courtesy of www.visitnicaragua.us
1) Greytown, The Lost City
In the 19th century, the Caribbean coast town of San Juan del Norte was a prosperous community inhabited by Spanish and Nicaraguans. However in 1841, the British invaded and eventually renamed it Greytown, in honor of then-governor of Jamaica, Sir Charles Grey. Located almost at the mouth of the San Juan de Nicaragua River, Greytown has an interesting history that can only be understood completely by a personal visit. During its tumultuous history, Greytown served as a hub along the Central American route to the California Gold Rush. In the 1850’s, gold-seekers looking for a faster route to California than across North America by stage coach, would take a Clipper ship from New York to Greytown, then board a boat up the San Juan River and cross Lake Nicaragua. From the western shore of Lake Nicaragua they would go by mule the few kilometers to San Juan del Sur, a port on Nicaragua’s Pacific Coast. There, Clipper ships would be waiting to take them north to San Francisco and the gold fields of the Sierras. In Greytown, you can also see the remains of an unsuccessful attempt to build an inter-ocean canal, long before the Panama Canal was constructed. In addition, the Laguna Azul (Blue Lagoon), surrounding trails, and local cemetery are all fascinating nearby attractions to explore.
2) The Indio Maíz Biololgical Reserve
The Indio Maíz Biological Reserve covers more than 3,000 square kilometers (1,158 square miles) of lowland rainforest and is home to hundreds of species of animals, insects, and trees. This lush paradise is the habitat of pumas and jaguars, which might be heard roaring at night in the distant jungle. Indio Maíz also has manatees and the nation’s largest variety of birds. Descendants of the indigenous people still live here and offer excellent guided tours.
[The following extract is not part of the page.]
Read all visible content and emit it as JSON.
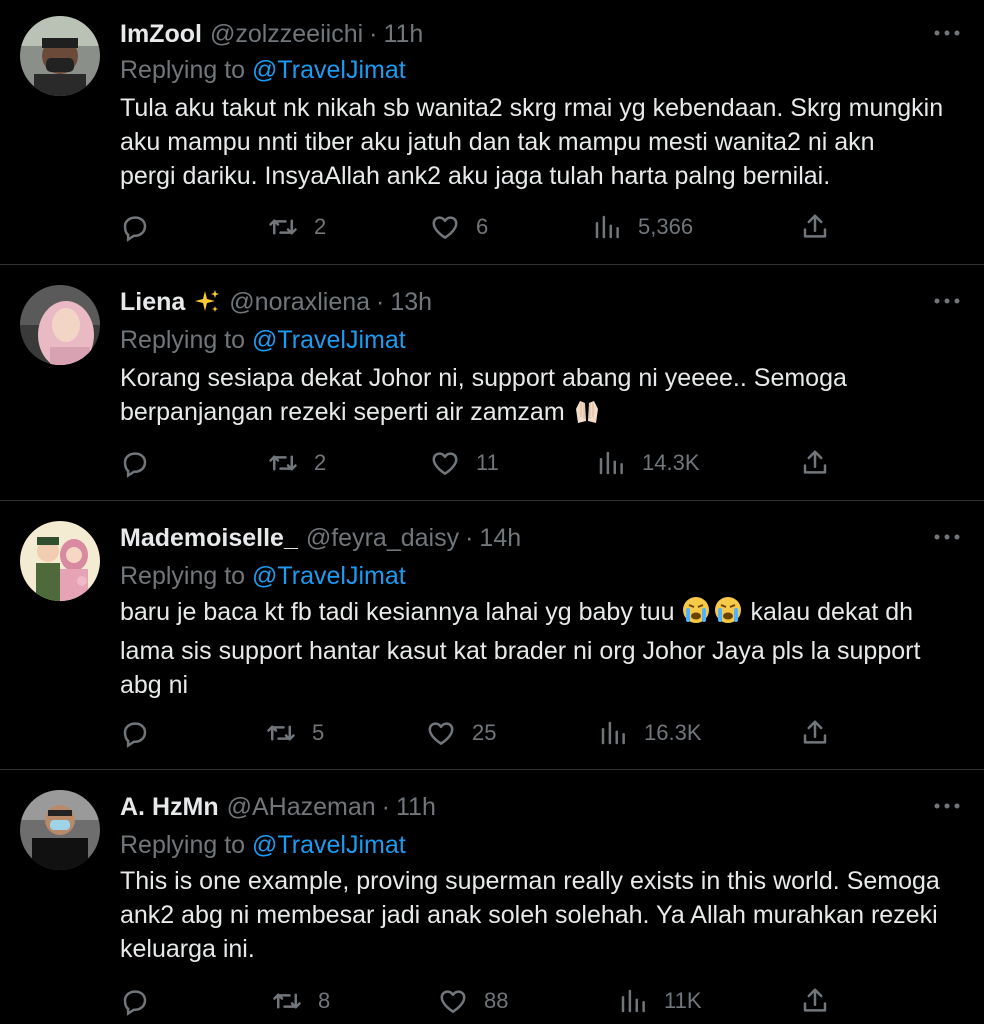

Located 45 minutes away by speedboat from San Carlos is the Solentiname Archipelago. In Náhuatl its name means “place of rest” and its 36 enchanting islands include Mancarrón, Mancarroncito, La Venada, and San Fernando. The islands are known for their native artisans, who create paintings and woodcrafts. Mancarrón offers picturesque scenery and tours of ancient petrographs; in San Fernando you can visit the Casa Cultural (Cultural House) and its museum; in La Venada you can visit the artisans and learn about their woodcraft art.